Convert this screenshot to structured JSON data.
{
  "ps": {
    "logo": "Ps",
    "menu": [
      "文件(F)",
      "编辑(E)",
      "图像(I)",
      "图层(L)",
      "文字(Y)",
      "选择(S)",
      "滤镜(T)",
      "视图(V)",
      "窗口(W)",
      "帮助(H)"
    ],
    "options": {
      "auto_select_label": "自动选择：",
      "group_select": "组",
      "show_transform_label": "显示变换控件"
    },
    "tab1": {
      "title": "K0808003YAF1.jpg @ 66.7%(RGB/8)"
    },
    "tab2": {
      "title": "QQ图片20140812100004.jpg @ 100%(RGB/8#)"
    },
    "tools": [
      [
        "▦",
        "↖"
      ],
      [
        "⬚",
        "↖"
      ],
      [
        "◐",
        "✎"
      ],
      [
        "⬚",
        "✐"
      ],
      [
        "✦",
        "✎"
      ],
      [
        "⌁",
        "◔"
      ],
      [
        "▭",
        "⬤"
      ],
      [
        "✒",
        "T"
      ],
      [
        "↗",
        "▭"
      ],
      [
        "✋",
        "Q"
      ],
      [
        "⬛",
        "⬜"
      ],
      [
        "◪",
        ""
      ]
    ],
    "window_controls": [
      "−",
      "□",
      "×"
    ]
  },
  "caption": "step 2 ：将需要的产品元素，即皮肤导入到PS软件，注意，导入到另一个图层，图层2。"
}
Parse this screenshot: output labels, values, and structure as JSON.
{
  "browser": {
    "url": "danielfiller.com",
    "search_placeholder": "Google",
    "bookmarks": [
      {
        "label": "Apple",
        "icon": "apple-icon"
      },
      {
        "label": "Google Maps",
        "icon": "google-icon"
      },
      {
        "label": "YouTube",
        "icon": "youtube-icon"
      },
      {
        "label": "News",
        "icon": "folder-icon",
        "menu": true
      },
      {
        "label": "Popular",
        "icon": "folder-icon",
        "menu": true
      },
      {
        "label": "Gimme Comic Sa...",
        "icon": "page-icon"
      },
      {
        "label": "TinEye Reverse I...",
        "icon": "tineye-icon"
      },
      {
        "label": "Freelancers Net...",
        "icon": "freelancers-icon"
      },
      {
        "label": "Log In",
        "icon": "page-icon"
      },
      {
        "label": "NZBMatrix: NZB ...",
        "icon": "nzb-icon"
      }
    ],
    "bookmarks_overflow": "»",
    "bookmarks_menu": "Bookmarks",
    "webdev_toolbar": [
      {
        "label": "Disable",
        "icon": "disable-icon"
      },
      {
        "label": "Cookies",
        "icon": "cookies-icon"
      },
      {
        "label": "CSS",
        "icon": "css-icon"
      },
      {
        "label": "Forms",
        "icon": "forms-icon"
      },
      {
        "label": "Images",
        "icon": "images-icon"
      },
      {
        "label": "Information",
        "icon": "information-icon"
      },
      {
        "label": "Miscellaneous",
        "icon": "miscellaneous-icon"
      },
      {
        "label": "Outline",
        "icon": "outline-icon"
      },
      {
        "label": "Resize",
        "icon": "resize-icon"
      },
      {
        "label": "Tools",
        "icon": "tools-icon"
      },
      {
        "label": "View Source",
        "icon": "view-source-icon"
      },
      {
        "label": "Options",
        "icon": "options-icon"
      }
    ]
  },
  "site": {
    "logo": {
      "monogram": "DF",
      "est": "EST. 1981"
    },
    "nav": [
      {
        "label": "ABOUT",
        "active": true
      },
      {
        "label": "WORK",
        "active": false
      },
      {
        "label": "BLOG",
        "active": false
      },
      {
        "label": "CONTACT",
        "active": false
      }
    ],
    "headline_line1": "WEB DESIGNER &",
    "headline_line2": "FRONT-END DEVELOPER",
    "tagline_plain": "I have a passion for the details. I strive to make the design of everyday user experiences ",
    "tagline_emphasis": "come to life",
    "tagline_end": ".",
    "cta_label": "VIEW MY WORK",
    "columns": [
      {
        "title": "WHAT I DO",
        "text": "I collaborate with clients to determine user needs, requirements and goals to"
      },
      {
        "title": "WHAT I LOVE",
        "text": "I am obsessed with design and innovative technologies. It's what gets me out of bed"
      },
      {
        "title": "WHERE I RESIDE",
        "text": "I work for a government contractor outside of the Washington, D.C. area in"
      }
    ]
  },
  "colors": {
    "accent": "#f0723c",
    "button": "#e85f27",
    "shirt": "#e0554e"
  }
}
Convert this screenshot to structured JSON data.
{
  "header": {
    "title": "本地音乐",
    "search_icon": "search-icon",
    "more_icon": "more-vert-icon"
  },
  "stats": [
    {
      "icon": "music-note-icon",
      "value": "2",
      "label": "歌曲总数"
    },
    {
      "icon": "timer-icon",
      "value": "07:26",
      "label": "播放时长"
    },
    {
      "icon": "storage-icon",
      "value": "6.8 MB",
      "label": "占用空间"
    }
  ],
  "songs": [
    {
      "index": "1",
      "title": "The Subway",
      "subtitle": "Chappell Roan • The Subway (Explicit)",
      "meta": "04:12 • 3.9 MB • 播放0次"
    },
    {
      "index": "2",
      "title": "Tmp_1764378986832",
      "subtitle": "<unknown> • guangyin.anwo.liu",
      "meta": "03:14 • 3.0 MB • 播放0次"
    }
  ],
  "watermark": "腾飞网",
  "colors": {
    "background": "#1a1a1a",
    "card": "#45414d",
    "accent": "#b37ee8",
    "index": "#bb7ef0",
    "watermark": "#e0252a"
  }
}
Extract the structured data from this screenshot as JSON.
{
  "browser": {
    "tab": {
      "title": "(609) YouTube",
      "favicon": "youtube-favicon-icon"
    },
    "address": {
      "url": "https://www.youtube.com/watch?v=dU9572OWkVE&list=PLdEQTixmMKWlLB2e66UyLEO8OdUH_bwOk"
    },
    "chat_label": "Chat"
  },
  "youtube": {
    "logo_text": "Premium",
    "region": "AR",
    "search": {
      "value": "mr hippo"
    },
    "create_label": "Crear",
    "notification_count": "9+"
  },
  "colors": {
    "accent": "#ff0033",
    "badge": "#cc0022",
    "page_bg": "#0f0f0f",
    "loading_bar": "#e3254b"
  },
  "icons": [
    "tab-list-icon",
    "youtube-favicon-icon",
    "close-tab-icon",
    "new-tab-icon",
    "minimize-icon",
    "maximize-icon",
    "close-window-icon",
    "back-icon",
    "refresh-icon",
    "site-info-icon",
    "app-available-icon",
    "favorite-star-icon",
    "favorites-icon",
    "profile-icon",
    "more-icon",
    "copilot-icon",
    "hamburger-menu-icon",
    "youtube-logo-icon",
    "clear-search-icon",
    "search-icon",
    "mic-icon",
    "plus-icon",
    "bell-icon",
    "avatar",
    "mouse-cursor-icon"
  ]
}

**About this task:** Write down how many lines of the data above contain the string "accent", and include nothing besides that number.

**Task solution:** 3